    The page I cfinclude from index.cfm is a frameset where one of the frames is declared like this:
    &lt;frame src=&quot;view/templates/rightFrame_1.cfm&quot; name=&quot;rightFrame&quot; id=&quot;rightFrame&quot; /&gt;

    This is calling the rightFrame_1.cfm relative to index.cfm

    Somehow, when a trailing slash was included the call to the frames went into went into an infinite loop, in the end causing the browser to stall.

    The solution which worked was to use absolute path for the pages called by the frameset, like this:
    &lt;frame src=&quot;/waterswing/wscrm/view/templates/rightFrame_1.cfm&quot; name=&quot;rightFrame&quot; id=&quot;rightFrame&quot; /&gt;

    I can now happily go on playing with SES URLs.

    Thank you very much.


  5. Greg Bugaj said:

    Hi, This is the system I am using
    So links like this :


    SMX URL can be exposed via SMXRewrite Object.
    URL Structure

    URL Consists of 8 Elements.
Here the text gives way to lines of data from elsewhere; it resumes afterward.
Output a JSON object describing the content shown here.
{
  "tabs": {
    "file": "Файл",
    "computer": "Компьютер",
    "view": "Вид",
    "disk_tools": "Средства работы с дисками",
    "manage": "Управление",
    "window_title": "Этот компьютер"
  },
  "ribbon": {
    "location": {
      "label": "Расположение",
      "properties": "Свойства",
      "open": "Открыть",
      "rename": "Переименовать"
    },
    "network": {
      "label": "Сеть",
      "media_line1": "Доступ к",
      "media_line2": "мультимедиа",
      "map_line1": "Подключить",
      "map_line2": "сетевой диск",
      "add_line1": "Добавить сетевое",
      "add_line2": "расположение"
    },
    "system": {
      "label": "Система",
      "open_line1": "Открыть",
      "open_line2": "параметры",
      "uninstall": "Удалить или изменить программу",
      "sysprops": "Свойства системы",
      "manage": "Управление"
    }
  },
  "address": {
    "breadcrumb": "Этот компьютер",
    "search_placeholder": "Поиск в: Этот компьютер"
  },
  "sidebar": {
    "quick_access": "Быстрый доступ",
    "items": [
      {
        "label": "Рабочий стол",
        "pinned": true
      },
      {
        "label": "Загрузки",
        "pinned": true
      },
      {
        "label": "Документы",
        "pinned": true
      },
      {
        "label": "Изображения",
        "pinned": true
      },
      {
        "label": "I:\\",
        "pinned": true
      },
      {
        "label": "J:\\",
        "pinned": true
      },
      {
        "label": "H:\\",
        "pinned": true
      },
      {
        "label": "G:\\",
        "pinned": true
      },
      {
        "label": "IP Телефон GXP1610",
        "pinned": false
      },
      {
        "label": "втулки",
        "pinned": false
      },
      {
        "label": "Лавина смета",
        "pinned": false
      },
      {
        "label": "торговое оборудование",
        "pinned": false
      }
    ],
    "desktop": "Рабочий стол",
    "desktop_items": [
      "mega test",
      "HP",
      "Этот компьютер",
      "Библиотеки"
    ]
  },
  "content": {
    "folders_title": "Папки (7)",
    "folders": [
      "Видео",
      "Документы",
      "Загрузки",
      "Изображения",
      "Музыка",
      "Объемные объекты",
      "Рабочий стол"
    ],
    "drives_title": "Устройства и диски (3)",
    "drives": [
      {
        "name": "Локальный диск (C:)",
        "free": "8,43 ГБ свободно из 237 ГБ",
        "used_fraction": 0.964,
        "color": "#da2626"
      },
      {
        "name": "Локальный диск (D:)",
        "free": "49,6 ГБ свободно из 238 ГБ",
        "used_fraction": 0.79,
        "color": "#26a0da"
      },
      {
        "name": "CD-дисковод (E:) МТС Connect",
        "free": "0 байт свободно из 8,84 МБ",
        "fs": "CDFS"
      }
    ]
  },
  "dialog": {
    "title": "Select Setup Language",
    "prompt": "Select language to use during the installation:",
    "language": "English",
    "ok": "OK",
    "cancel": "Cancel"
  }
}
There are two primary elements
    1-Indicates which file to load
    6-Indicates which element has gained focus.
    Other 4 alements are used to pass parameters.

    if anyone would like the code please contact me, it works for apache and IIS


  6. Just wondering, but don’t you think this is a bit more complex? It’s certinaly harder to read.


  7. Sorry to come so late in on this but I have your example setup and I know its working (I passed two the same seperators for example and got some error feedback). What is strange is that I have a url like this one:


    yet when dumping the url scope I get nothing. Am I doing this wrong?

    Great work Doug!


  8. I am new to coldfusion pleas let me know why this code is returning an error message “Page ca not be found” when i try to parse with the following


  9. This is the following: ()


  10. This is the following: ( “#CGI.SCRIPT_NAME#/webid/#Attributes.WebID#”)


  11. I found this at . Really great! Thanks!


  12. stuart marks said:

    Question: Do you invoke your cfc and the parseURL function on the receiving page? Meaning the page being pointed to, or the page that uses the cgi variables?

    Thanks ahead, Stuart


  13. stuart marks said:

    Question: Do you invoke your cfc and the parseURL function on the receiving page? Meaning the page being pointed to, or the page that uses the cgi variables?

    Thanks ahead, Stuart


  14. Doug Hughes said:

    @Stuart – I put invocation in the application.cfm or application.cfc.


  15. Doug Hughes said:

    @Stuart – I put invocation in the application.cfm or application.cfc.


  16. Can you please show the code how you are calling the component in the application.cfm and how you are passing parameters to it?


Comments are closed.

Tag Cloud

%d bloggers like this: